Date in one of the episodes is incorrect

(5 stars)

The episode labeled: JB 1945-03-11 How Jack Found Rochester is incorrect. This episode originally aired on 12-3-1950. Several big clues: (1) Don Wilson mentions Jack's first appearance on TV, which took place in 1950; they also mention Milton Berle; (2) Phil Harris refers to the upcoming Christmas holiday; (3) Mary Livingston mentions that this is Benny's 19th year in radio; (4) Benny mentions that Rochester will have been with him 14 years in March; Eddie Anderson first appearance on The Jack Benny Program was on March 28, 1937 (5) The Sportsmen's Quartet appear. They were not on the show until 1950.

He knew what made you laugh - Update Ep 122

(5 stars)

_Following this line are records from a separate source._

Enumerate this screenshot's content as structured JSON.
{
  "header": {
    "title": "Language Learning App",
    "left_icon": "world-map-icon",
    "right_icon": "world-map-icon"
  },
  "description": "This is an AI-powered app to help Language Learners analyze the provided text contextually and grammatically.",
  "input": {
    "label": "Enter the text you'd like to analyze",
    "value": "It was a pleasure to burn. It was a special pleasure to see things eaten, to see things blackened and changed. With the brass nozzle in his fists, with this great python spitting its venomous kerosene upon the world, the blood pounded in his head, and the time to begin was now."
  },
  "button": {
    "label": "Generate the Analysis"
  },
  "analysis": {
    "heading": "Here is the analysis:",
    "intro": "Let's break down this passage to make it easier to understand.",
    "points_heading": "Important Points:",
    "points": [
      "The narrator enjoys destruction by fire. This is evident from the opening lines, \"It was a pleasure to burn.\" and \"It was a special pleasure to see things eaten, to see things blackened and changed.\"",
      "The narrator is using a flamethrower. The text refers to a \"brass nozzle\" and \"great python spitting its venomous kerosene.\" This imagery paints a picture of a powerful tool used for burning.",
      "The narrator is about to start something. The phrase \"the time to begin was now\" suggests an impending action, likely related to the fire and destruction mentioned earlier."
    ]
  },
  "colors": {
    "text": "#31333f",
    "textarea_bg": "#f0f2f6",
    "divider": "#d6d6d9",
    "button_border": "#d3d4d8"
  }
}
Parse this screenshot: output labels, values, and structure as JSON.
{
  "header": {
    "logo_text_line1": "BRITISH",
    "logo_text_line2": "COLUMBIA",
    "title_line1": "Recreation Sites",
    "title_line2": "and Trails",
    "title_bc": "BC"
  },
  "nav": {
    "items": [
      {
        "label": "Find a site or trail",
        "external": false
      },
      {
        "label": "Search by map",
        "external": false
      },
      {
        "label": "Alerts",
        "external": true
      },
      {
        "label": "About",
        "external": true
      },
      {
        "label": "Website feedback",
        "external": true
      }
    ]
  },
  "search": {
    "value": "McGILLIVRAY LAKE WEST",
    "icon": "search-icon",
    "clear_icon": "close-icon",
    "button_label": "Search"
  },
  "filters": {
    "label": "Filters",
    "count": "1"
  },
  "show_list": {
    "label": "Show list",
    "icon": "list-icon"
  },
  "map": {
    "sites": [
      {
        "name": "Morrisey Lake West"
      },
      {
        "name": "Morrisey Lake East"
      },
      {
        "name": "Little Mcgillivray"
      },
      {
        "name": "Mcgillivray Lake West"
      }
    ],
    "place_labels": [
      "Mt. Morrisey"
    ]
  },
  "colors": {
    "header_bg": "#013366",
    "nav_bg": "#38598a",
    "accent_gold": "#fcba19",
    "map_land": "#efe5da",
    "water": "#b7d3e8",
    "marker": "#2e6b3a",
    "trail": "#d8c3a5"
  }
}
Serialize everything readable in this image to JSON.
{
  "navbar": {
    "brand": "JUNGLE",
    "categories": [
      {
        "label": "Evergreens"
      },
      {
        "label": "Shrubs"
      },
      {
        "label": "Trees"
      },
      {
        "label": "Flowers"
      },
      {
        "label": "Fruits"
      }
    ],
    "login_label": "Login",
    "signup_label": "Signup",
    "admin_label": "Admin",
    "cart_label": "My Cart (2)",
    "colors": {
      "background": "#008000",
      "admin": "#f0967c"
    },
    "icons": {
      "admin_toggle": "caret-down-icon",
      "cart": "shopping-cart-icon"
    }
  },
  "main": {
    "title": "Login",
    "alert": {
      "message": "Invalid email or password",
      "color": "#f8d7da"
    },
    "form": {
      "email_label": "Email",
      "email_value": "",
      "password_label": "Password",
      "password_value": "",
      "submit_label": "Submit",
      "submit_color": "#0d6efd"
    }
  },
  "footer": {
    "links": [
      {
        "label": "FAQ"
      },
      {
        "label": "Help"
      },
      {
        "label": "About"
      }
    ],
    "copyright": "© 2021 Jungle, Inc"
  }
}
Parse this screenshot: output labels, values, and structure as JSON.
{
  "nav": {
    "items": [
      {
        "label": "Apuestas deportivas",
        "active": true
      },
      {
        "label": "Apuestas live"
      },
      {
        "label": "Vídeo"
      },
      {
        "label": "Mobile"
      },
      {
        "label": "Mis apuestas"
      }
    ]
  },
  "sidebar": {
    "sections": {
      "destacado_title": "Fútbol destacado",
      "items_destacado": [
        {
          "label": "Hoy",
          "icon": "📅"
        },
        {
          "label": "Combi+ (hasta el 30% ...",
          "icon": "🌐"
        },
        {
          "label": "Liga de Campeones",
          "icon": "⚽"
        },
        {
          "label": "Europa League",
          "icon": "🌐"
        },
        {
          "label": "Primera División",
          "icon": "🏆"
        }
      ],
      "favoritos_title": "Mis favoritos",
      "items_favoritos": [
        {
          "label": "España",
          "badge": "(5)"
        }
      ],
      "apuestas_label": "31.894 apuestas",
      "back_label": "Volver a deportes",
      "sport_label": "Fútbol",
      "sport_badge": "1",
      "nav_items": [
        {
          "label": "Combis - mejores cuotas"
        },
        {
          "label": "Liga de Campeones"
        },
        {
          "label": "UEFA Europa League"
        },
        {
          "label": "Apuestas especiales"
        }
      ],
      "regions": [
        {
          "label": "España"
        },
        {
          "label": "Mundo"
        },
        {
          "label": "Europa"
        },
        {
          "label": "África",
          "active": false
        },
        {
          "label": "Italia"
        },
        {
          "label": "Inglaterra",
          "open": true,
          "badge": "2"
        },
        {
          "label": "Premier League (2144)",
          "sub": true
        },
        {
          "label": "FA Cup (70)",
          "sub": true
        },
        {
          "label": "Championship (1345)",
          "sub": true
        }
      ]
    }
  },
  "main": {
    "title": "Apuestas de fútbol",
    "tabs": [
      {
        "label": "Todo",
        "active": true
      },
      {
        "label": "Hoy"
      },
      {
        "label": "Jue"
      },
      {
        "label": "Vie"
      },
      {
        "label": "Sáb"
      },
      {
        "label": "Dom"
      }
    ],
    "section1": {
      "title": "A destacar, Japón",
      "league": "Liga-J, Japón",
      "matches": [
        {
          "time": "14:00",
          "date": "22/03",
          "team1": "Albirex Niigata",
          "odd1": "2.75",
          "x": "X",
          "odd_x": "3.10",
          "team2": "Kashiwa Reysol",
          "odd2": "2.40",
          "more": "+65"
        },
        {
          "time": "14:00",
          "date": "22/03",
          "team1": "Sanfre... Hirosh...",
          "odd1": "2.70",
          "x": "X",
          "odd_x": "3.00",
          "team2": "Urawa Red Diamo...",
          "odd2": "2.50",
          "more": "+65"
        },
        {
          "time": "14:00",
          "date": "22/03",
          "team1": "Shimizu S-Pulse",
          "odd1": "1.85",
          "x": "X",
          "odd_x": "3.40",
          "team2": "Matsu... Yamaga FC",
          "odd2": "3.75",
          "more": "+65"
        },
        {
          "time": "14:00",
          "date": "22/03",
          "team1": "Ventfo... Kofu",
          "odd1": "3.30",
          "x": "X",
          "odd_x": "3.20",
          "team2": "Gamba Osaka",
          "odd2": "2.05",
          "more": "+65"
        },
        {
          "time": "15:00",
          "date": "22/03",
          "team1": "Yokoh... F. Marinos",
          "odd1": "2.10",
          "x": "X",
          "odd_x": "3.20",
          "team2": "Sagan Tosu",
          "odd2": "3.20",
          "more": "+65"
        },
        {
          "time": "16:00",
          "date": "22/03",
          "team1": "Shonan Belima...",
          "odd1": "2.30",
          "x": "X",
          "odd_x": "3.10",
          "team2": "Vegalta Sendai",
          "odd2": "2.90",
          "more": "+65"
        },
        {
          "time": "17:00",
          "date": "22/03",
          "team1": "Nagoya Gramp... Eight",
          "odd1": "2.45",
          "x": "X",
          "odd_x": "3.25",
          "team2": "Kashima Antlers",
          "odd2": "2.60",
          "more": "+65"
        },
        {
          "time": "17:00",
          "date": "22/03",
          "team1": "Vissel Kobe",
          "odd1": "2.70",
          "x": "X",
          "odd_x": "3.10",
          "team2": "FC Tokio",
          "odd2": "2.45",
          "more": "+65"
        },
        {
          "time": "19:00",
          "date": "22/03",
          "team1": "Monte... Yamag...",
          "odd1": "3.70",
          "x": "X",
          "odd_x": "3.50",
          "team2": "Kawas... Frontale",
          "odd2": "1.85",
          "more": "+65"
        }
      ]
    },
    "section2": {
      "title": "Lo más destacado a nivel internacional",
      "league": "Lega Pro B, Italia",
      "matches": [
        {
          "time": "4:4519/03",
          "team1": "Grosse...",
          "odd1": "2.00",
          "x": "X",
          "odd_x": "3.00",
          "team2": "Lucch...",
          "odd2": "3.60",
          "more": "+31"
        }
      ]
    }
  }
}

He was a talented comedian in his own right, but Benny's greatness rested on the fact that he was not afraid to surround himself with a top notch cast that got plenty of laughs at his expense. Episode 122(broadcast of 04/04/1948)erroneously identifies the borrowed Oscar as belonging to Bing Crosby. It was Ronald Colman's Oscar. In real life the Colmans apparently were Benny's neighbors who lived just a few blocks away, and they were guests on close to two dozen of Benny's shows, all of which were very funny.

Still Funny Today!

(5 stars)

I love Jack Benny's radio programs. I have been listening to them every day since 2005, either at work or before I go to bed to wind down. He has really funny gags that appeal to my sense of humor. One of them was something like "the restaurant was out of hot chocolate, so they gave me a Hershey bar and a match!" I love short somewhat silly jokes like that, and Jack has a lot of them. His writers were the best!

redundant (excellent) review

(5 stars)

Gotta be one of the best comedians of the 20th century. One reason was, he always let his co-stars get the best laughs at his expense. Simple Dennis Day, always got the better of him, even though his character appeared to be totally clueless. The running gag of Jack's cheapness is really funny. He'd do things like have friends over and offer food, then charge them for it. Then they'd complain he'd raised the price from the last time they were there.


(5 stars)

The Jack Benny Program has to be one of my favorite things to listen to. It puts you back in those days and what it would've been like. It will always put you in a great mood. I listen to this every night while I go to bed. And to top it off, I eynjoy some Jello with it :). "With our 6 delicious flavors" Thank you so much for this